[TO DO] Each record should be retyped word for word.
── RECORD SET ──
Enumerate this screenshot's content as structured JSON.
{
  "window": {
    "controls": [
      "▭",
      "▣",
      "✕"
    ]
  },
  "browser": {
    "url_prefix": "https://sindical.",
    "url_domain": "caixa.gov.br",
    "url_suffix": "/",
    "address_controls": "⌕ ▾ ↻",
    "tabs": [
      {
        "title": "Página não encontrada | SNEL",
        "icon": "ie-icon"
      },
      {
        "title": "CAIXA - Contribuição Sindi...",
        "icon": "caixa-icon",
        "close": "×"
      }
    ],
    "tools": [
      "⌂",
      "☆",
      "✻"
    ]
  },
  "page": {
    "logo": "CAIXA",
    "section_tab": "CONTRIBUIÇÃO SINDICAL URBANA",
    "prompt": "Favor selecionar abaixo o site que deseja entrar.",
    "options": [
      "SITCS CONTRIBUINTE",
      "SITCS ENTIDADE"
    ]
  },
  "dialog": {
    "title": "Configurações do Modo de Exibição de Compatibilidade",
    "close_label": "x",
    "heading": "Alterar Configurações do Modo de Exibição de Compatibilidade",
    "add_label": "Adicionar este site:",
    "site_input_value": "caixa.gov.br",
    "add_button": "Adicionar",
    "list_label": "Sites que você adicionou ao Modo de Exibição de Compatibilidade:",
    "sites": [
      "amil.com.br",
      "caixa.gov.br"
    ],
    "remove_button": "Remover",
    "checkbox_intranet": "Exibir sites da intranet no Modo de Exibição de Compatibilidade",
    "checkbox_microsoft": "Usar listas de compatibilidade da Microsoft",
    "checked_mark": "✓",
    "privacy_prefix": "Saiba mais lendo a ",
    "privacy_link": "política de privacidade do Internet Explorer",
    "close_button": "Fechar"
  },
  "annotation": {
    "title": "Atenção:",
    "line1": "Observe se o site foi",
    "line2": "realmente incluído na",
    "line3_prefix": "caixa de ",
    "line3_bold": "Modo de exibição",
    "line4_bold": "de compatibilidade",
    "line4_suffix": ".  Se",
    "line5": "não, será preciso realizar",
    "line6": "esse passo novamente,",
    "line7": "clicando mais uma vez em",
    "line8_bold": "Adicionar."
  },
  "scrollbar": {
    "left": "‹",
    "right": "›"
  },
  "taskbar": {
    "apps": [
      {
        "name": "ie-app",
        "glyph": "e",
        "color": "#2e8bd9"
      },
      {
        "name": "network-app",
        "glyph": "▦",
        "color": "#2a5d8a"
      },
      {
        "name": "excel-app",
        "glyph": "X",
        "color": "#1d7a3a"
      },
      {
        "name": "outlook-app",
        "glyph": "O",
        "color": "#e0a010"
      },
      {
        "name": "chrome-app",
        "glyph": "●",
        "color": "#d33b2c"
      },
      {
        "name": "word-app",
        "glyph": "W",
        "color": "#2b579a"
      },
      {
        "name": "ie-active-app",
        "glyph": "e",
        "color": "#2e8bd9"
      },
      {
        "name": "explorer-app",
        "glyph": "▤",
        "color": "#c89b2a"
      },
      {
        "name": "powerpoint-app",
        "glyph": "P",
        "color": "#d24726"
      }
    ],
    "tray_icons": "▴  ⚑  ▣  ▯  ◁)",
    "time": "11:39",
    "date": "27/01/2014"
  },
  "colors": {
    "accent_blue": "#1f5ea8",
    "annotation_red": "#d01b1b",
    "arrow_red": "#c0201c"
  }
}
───
[YOUR RESPONSE]
Enumerate this screenshot's content as structured JSON.
{
  "window": {
    "controls": [
      "▭",
      "▣",
      "✕"
    ]
  },
  "browser": {
    "url_prefix": "https://sindical.",
    "url_domain": "caixa.gov.br",
    "url_suffix": "/",
    "address_controls": "⌕ ▾ ↻",
    "tabs": [
      {
        "title": "Página não encontrada | SNEL",
        "icon": "ie-icon"
      },
      {
        "title": "CAIXA - Contribuição Sindi...",
        "icon": "caixa-icon",
        "close": "×"
      }
    ],
    "tools": [
      "⌂",
      "☆",
      "✻"
    ]
  },
  "page": {
    "logo": "CAIXA",
    "section_tab": "CONTRIBUIÇÃO SINDICAL URBANA",
    "prompt": "Favor selecionar abaixo o site que deseja entrar.",
    "options": [
      "SITCS CONTRIBUINTE",
      "SITCS ENTIDADE"
    ]
  },
  "dialog": {
    "title": "Configurações do Modo de Exibição de Compatibilidade",
    "close_label": "x",
    "heading": "Alterar Configurações do Modo de Exibição de Compatibilidade",
    "add_label": "Adicionar este site:",
    "site_input_value": "caixa.gov.br",
    "add_button": "Adicionar",
    "list_label": "Sites que você adicionou ao Modo de Exibição de Compatibilidade:",
    "sites": [
      "amil.com.br",
      "caixa.gov.br"
    ],
    "remove_button": "Remover",
    "checkbox_intranet": "Exibir sites da intranet no Modo de Exibição de Compatibilidade",
    "checkbox_microsoft": "Usar listas de compatibilidade da Microsoft",
    "checked_mark": "✓",
    "privacy_prefix": "Saiba mais lendo a ",
    "privacy_link": "política de privacidade do Internet Explorer",
    "close_button": "Fechar"
  },
  "annotation": {
    "title": "Atenção:",
    "line1": "Observe se o site foi",
    "line2": "realmente incluído na",
    "line3_prefix": "caixa de ",
    "line3_bold": "Modo de exibição",
    "line4_bold": "de compatibilidade",
    "line4_suffix": ".  Se",
    "line5": "não, será preciso realizar",
    "line6": "esse passo novamente,",
    "line7": "clicando mais uma vez em",
    "line8_bold": "Adicionar."
  },
  "scrollbar": {
    "left": "‹",
    "right": "›"
  },
  "taskbar": {
    "apps": [
      {
        "name": "ie-app",
        "glyph": "e",
        "color": "#2e8bd9"
      },
      {
        "name": "network-app",
        "glyph": "▦",
        "color": "#2a5d8a"
      },
      {
        "name": "excel-app",
        "glyph": "X",
        "color": "#1d7a3a"
      },
      {
        "name": "outlook-app",
        "glyph": "O",
        "color": "#e0a010"
      },
      {
        "name": "chrome-app",
        "glyph": "●",
        "color": "#d33b2c"
      },
      {
        "name": "word-app",
        "glyph": "W",
        "color": "#2b579a"
      },
      {
        "name": "ie-active-app",
        "glyph": "e",
        "color": "#2e8bd9"
      },
      {
        "name": "explorer-app",
        "glyph": "▤",
        "color": "#c89b2a"
      },
      {
        "name": "powerpoint-app",
        "glyph": "P",
        "color": "#d24726"
      }
    ],
    "tray_icons": "▴  ⚑  ▣  ▯  ◁)",
    "time": "11:39",
    "date": "27/01/2014"
  },
  "colors": {
    "accent_blue": "#1f5ea8",
    "annotation_red": "#d01b1b",
    "arrow_red": "#c0201c"
  }
}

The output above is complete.